Data items
%%

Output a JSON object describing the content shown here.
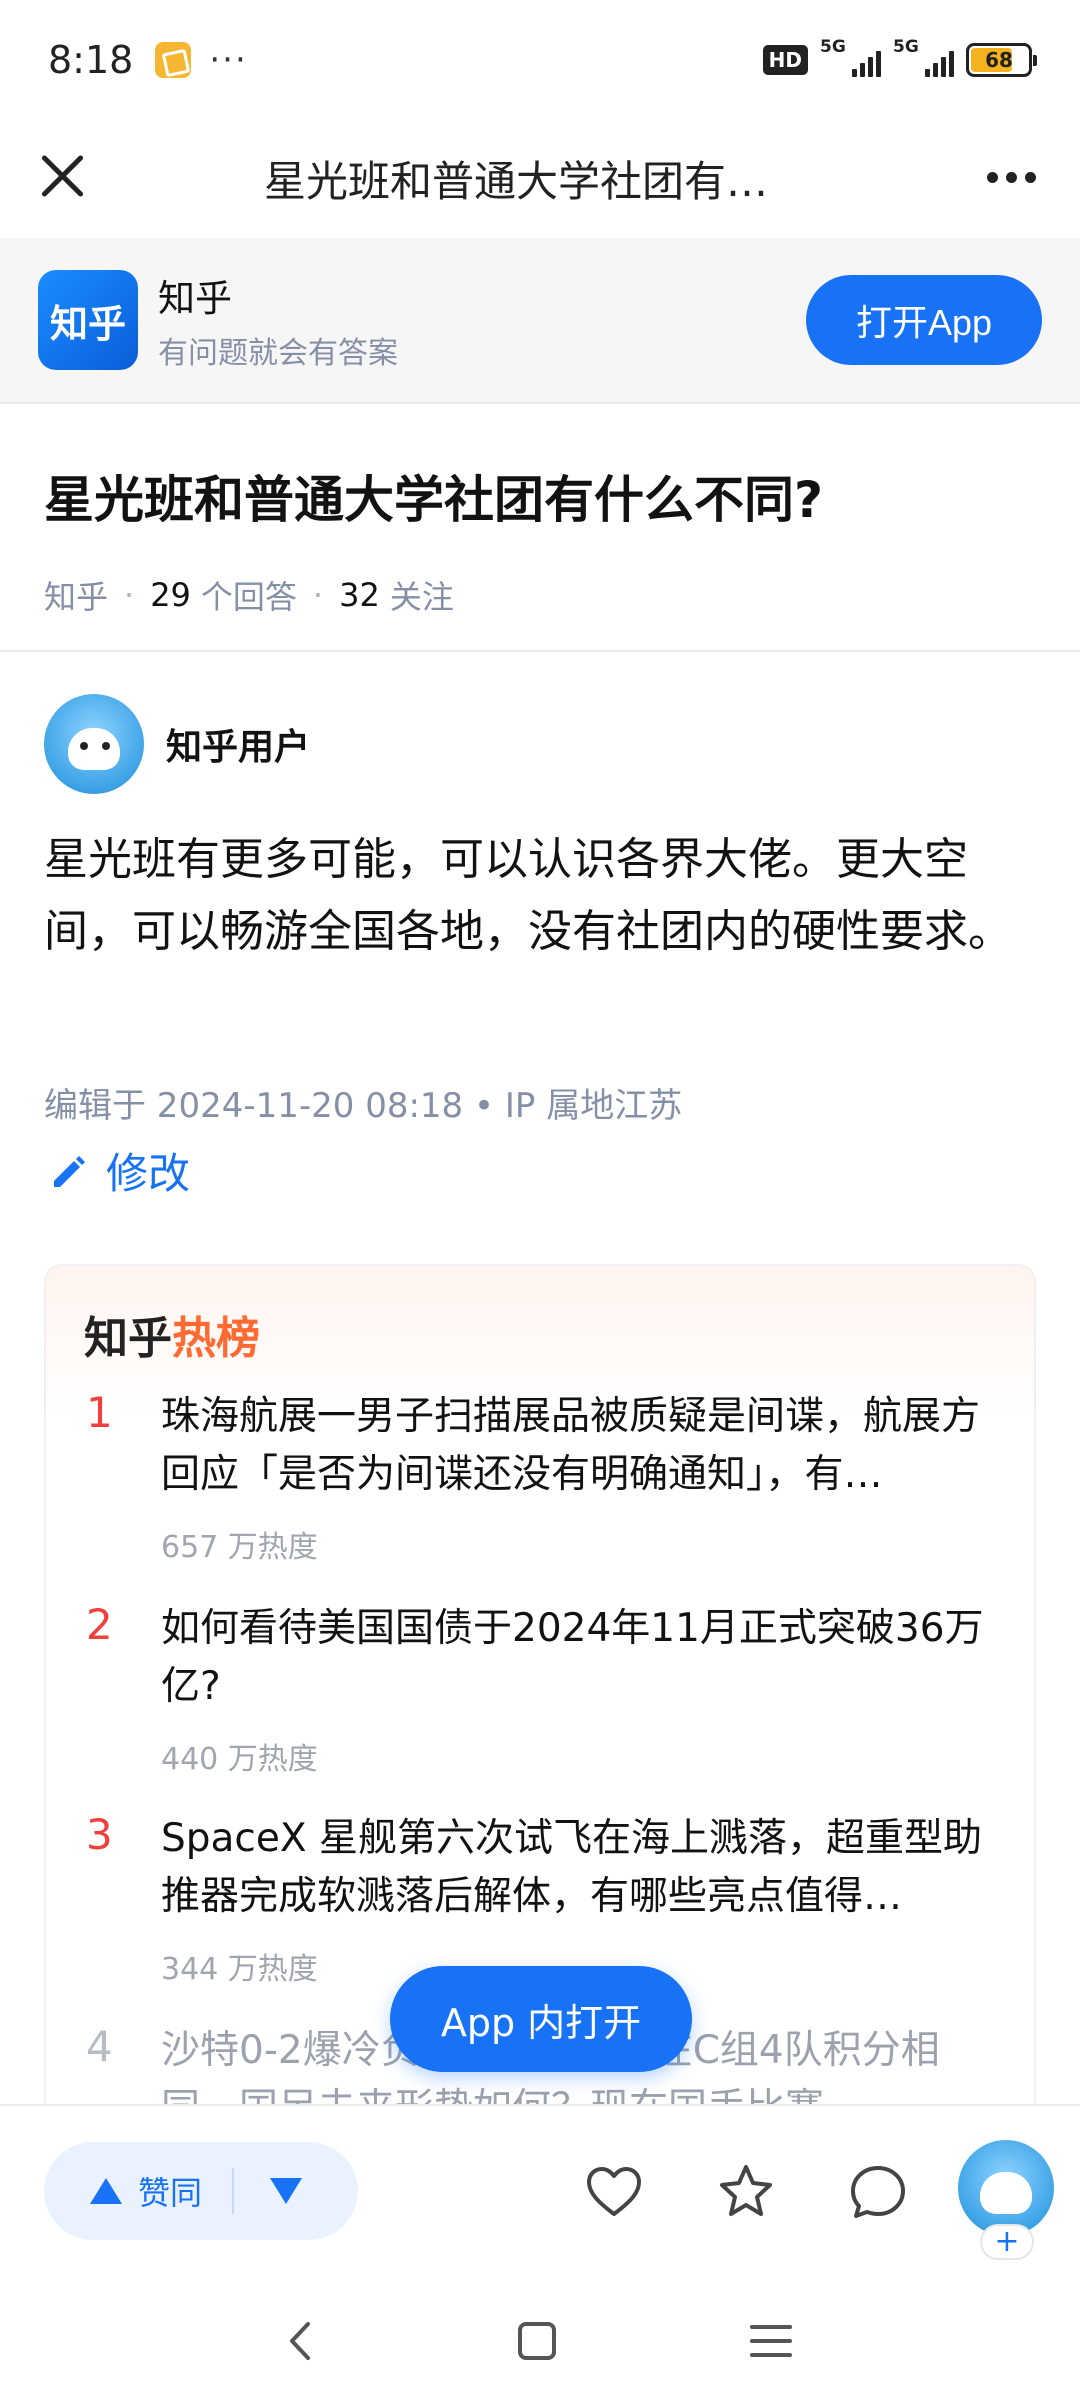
{
  "status_bar": {
    "time": "8:18",
    "more": "···",
    "hd": "HD",
    "sim1": "5G",
    "sim2": "5G",
    "battery": "68"
  },
  "top_bar": {
    "title": "星光班和普通大学社团有…"
  },
  "app_banner": {
    "logo": "知乎",
    "name": "知乎",
    "slogan": "有问题就会有答案",
    "open_label": "打开App"
  },
  "question": {
    "title": "星光班和普通大学社团有什么不同?",
    "source": "知乎",
    "answer_count": "29",
    "answer_unit": "个回答",
    "follow_count": "32",
    "follow_unit": "关注"
  },
  "answer": {
    "author": "知乎用户",
    "body": "星光班有更多可能，可以认识各界大佬。更大空间，可以畅游全国各地，没有社团内的硬性要求。",
    "edit_meta": "编辑于 2024-11-20 08:18 • IP 属地江苏",
    "modify_label": "修改"
  },
  "hot_list": {
    "title_main": "知乎",
    "title_accent": "热榜",
    "items": [
      {
        "rank": "1",
        "title": "珠海航展一男子扫描展品被质疑是间谍，航展方回应「是否为间谍还没有明确通知」，有…",
        "heat": "657 万热度"
      },
      {
        "rank": "2",
        "title": "如何看待美国国债于2024年11月正式突破36万亿?",
        "heat": "440 万热度"
      },
      {
        "rank": "3",
        "title": "SpaceX 星舰第六次试飞在海上溅落，超重型助推器完成软溅落后解体，有哪些亮点值得…",
        "heat": "344 万热度"
      },
      {
        "rank": "4",
        "title": "沙特0-2爆冷负印尼，国足所在C组4队积分相同，国足未来形势如何？现在国手比赛…",
        "heat": ""
      }
    ]
  },
  "float_button": {
    "label": "App 内打开"
  },
  "bottom_bar": {
    "upvote_label": "赞同",
    "plus": "+"
  },
  "colors": {
    "brand_blue": "#1772f6",
    "hot_red": "#f1403c",
    "hot_accent": "#ff6a32",
    "meta_gray": "#8590a6"
  },
  "icons": [
    "close-icon",
    "more-icon",
    "pencil-icon",
    "upvote-icon",
    "downvote-icon",
    "heart-icon",
    "star-icon",
    "comment-icon",
    "back-nav-icon",
    "home-nav-icon",
    "menu-nav-icon"
  ]
}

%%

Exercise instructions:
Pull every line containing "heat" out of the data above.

Written answer:
        "heat": "657 万热度"
        "heat": "440 万热度"
        "heat": "344 万热度"
        "heat": ""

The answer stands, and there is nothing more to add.